How to Overcome a Gambling Addiction

A popular pastime around the world, gambling involves staking something of value for the potential of winning a prize. It is typically thought of as a game of chance, but can also be skill-based. It is a common activity that occurs at casinos, racetracks, gas stations, sporting events, and even online. While there are many benefits of gambling, it can have serious negative effects if not managed properly. The most common of these is becoming addicted to gambling.

A number of different reasons can lead to a person developing a gambling problem, including financial troubles, boredom, depression, or stress. In addition, people may feel a sense of urgency to gamble, based on their perception that the odds of hitting it big are high. Regardless of the cause, the underlying issues must be addressed in order to overcome a gambling addiction.

Several theories and models are used to explain pathological gambling. These include a general theory of addictions, reward deficiency syndrome, behavioral-environmental reasons, and the biopsychosocial model. In some cases, medical and genetic causes are also identified. These factors can impact a person’s decision-making process, impulse control, and risk-taking behaviors.

Gambling can be a fun and exciting activity that provides an adrenalin rush when luck strikes. However, it is important to know your limits. Before entering a casino, decide on how much money you’re willing to lose and stick to that amount.

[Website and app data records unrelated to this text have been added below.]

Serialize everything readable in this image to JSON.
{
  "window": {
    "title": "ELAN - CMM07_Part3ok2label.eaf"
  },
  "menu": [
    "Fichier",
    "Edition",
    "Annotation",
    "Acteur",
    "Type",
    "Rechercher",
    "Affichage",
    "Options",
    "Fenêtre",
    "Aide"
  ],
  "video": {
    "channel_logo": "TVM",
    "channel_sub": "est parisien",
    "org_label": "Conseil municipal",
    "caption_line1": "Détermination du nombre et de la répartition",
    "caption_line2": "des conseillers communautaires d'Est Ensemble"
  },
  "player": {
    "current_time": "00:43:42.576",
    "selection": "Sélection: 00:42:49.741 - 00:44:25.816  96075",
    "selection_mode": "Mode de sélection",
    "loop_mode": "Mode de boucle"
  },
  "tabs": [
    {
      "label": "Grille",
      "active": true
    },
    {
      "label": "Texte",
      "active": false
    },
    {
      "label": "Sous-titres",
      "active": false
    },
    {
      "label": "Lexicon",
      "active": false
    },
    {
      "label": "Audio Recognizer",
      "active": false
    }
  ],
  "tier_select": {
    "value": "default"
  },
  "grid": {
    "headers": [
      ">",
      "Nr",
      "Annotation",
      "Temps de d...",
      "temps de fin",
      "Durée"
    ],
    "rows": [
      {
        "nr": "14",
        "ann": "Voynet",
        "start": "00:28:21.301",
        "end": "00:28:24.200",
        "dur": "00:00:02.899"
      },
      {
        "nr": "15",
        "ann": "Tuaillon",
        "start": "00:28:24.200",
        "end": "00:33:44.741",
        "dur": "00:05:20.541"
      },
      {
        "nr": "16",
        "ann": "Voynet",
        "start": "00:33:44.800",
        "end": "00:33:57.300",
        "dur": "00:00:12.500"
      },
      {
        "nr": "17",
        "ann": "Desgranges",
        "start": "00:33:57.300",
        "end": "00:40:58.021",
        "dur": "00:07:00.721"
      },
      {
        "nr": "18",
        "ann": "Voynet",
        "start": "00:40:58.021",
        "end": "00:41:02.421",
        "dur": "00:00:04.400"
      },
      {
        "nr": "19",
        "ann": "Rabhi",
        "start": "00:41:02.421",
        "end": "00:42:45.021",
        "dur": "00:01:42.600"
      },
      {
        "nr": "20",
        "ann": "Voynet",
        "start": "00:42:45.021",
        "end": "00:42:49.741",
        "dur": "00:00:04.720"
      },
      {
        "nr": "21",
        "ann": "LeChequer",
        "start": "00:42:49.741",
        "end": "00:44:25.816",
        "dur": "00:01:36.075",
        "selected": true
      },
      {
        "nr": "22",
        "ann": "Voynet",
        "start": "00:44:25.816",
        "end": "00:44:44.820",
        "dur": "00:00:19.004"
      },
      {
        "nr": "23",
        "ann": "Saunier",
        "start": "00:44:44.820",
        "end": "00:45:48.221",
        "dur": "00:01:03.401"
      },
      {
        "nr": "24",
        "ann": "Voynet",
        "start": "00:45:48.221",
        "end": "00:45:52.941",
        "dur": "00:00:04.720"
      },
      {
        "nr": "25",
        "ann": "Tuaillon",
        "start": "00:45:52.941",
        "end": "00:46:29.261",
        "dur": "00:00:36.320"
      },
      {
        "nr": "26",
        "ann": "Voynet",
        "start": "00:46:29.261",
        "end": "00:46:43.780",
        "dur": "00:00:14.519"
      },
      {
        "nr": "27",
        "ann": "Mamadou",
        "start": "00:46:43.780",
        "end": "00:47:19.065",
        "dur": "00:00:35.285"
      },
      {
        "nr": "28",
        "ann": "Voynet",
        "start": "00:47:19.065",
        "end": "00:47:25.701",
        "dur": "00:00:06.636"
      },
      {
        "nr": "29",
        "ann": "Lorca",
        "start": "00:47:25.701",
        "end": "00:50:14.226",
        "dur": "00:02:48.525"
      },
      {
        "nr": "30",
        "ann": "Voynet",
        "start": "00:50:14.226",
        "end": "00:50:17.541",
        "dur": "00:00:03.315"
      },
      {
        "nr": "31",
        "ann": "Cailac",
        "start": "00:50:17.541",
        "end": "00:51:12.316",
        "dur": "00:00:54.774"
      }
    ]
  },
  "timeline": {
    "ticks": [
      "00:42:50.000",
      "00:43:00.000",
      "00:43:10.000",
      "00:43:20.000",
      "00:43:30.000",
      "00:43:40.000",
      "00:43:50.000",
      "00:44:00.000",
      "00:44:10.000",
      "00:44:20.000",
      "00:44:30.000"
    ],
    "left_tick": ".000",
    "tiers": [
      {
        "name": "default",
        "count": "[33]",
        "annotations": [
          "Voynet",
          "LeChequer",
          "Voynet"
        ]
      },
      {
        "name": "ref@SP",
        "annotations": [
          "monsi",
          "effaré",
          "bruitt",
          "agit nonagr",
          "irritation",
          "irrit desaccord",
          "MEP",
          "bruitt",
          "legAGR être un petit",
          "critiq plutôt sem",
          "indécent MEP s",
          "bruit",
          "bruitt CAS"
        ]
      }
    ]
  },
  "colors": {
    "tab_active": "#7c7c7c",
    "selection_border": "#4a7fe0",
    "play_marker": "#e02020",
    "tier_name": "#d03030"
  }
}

This will help you avoid over-spending and losing more than you can afford to.

In addition to being fun, gambling can also provide social interaction, improve mental development, and help with coping skills. These positive effects are not always highlighted in the media, but they can be just as significant as those that are negative.

For some people, gambling can be a form of escape. They can become engrossed in the sights and sounds of a casino, and it is easy to get caught up in the fantasy that their next win will be life-changing. Others may use it to avoid thinking about or facing difficult personal or family problems. The media often portrays gambling as a glamorous, fun, and exciting activity, and this can be very seductive to some individuals.

The first step in overcoming a gambling addiction is acknowledging that you have one. This can be a difficult step, especially if you have already lost significant amounts of money or experienced strained or broken relationships as a result of your habit. If you are unable to stop gambling on your own, consider seeking help from a therapist or support group. Some organizations offer peer-based support, such as Gamblers Anonymous, which is modeled after Alcoholics Anonymous. You can also find help by strengthening your support network, taking on a new hobby, or volunteering.